Given records section start

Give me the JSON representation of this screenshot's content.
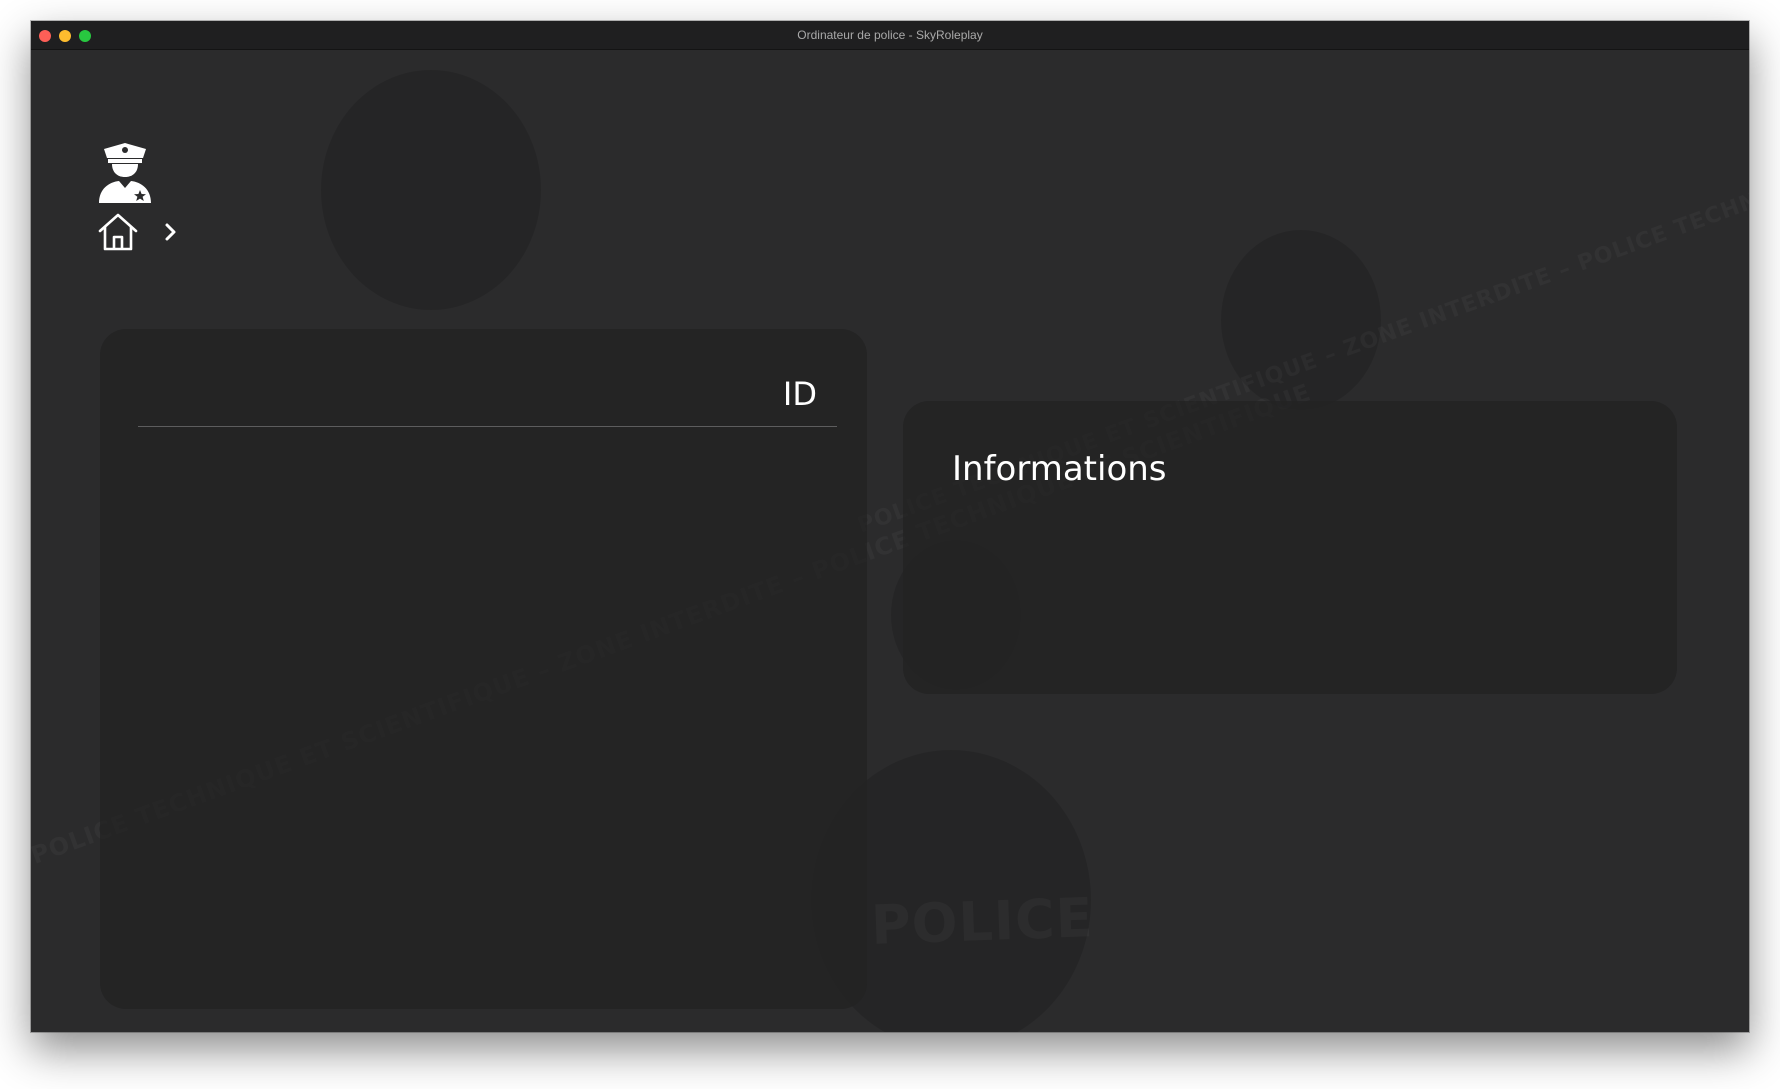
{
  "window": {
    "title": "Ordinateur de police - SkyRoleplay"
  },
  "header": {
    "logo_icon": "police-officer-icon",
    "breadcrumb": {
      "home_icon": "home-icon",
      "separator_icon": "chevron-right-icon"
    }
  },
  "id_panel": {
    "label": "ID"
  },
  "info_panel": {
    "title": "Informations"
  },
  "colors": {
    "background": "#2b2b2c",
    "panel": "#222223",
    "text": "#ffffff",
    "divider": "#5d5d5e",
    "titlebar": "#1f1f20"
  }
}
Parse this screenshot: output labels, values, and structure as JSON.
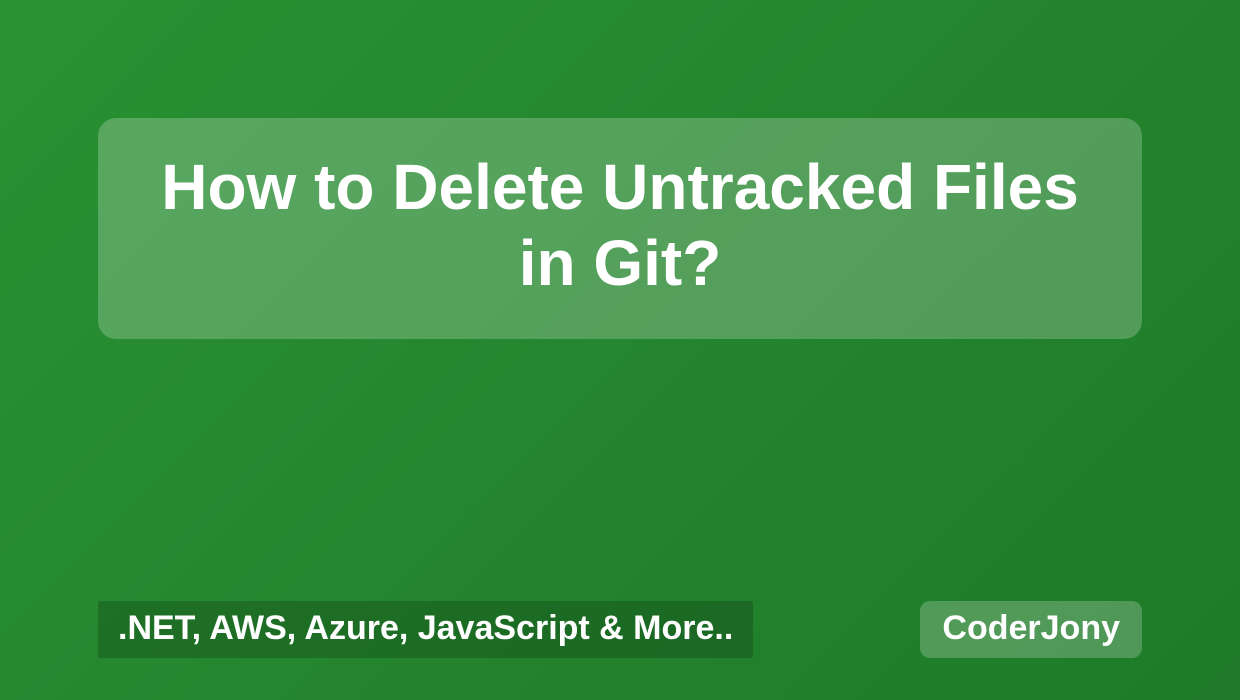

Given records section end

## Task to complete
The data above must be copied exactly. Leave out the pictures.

## Final answer
Give me the JSON representation of this screenshot's content.
{
  "window": {
    "title": "Ordinateur de police - SkyRoleplay"
  },
  "header": {
    "logo_icon": "police-officer-icon",
    "breadcrumb": {
      "home_icon": "home-icon",
      "separator_icon": "chevron-right-icon"
    }
  },
  "id_panel": {
    "label": "ID"
  },
  "info_panel": {
    "title": "Informations"
  },
  "colors": {
    "background": "#2b2b2c",
    "panel": "#222223",
    "text": "#ffffff",
    "divider": "#5d5d5e",
    "titlebar": "#1f1f20"
  }
}
Parse this screenshot: output labels, values, and structure as JSON.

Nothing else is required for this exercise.